PS 54-203 - Perennial grasses in annual-dominated communities: Tradeoffs between invasive species suppression and fecundity

Friday, August 12, 2016
ESA Exhibit Hall, Ft Lauderdale Convention Center
Evan Batzer, Department of Plant Sciences, University of California Davis, Davis, CA

Throughout the western United States, invasions of exotic annual grasses are becoming increasingly common, often driving rapid declines in ecosystem diversity, production, and resilience. As a potential management strategy, restoration of native perennial bunchgrasses is thought to suppress these invasive species and facilitate growth of other native taxa. However, the same characteristics that confer an inhibitory effect on invasive species may also reduce bunchgrass growth and fecundity, of which seed production is a particularly strong controller of perennial grass establishment in California grasslands. To explore the relationship between invasive suppression and reproductive effort in native bunchgrasses, I established six sampling grids composed of fifty 1m 2 plots in populations of Stipa pulchra (purple needlegrass) at the McLaughlin Natural Reserve, Lower Lake, California. S. pulchra densities varied substantially within sampling grids, ranging from 0 to 85% total areal cover per meter. In each 1m 2 plot, I evaluated cover and basal area of all S. pulchra tussocks, in addition to diversity and cover of exotic and native species.
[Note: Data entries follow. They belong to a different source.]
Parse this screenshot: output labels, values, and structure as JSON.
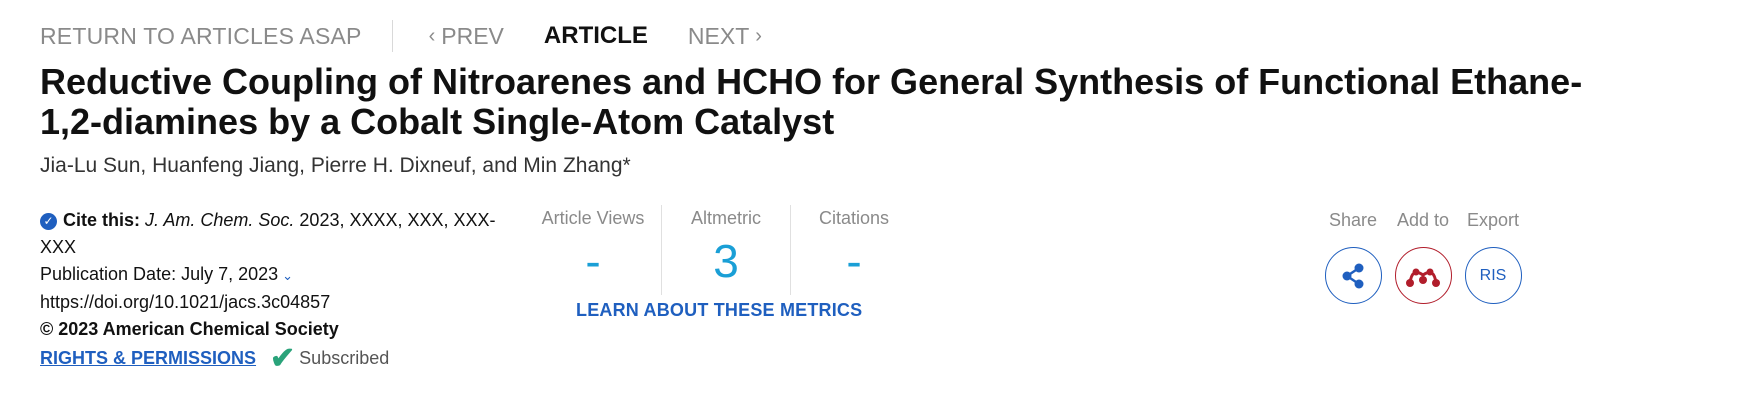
{
  "nav": {
    "return_label": "RETURN TO ARTICLES ASAP",
    "prev_label": "PREV",
    "article_label": "ARTICLE",
    "next_label": "NEXT"
  },
  "article": {
    "title": "Reductive Coupling of Nitroarenes and HCHO for General Synthesis of Functional Ethane-1,2-diamines by a Cobalt Single-Atom Catalyst",
    "authors": "Jia-Lu Sun, Huanfeng Jiang, Pierre H. Dixneuf, and Min Zhang*"
  },
  "meta": {
    "cite_label": "Cite this:",
    "journal": "J. Am. Chem. Soc.",
    "citation_rest": "2023, XXXX, XXX, XXX-XXX",
    "publication_date": "Publication Date: July 7, 2023",
    "doi": "https://doi.org/10.1021/jacs.3c04857",
    "copyright": "© 2023 American Chemical Society",
    "rights_label": "RIGHTS & PERMISSIONS",
    "subscribed_label": "Subscribed"
  },
  "metrics": {
    "views_label": "Article Views",
    "views_value": "-",
    "altmetric_label": "Altmetric",
    "altmetric_value": "3",
    "citations_label": "Citations",
    "citations_value": "-",
    "learn_label": "LEARN ABOUT THESE METRICS"
  },
  "actions": {
    "share_label": "Share",
    "add_label": "Add to",
    "export_label": "Export",
    "export_button_text": "RIS"
  },
  "colors": {
    "accent_blue": "#1f5fbf",
    "metric_blue": "#1a9fd6",
    "mendeley_red": "#b11d2b",
    "subscribed_green": "#2aa37a"
  },
  "icons": [
    "check-circle-icon",
    "chevron-left-icon",
    "chevron-right-icon",
    "chevron-down-icon",
    "checkmark-icon",
    "share-icon",
    "mendeley-icon"
  ]
}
To estimate bunchgrass fecundity, I counted the number of reproductive culms produced by each S. pulchra individual and collected seed from randomly chosen tussocks in plots exhibiting a range of S. pulchra cover values.


Results indicate that exotic grass abundance was in general, negatively correlated with S. pulchra cover, though this trend varied substantially between sites. In addition, S. pulchra abundance was not associated with the increase in cover of other native species, regardless of site. Nonetheless, Shannon diversity index values peaked at intermediate S. pulchra densities. Per-individual bunchgrass reproductive effort, exhibited a linear relationship with increasing bunchgrass area. However, linear mixed effects models controlling for random effects between populations indicate that the relationship between bunchgrass basal area and reproductive output was strongly influenced by the density of conspecific individuals within 1m 2 plots—at the highest recorded values of S. pulchra cover, large bunchgrass individuals showed little reproductive culm production, irrespective of basal area. Similarly, mean seed mass in S. pulchra showed a negative relationship with increasing cover of intraspecific competitors. My data suggests that while high densities of S. pulchra are capable of greatly inhibiting exotic annual grass abundance, these populations may exhibit low rates of seed production, reducing opportunities for population growth and spatial expansion into favorable microsites.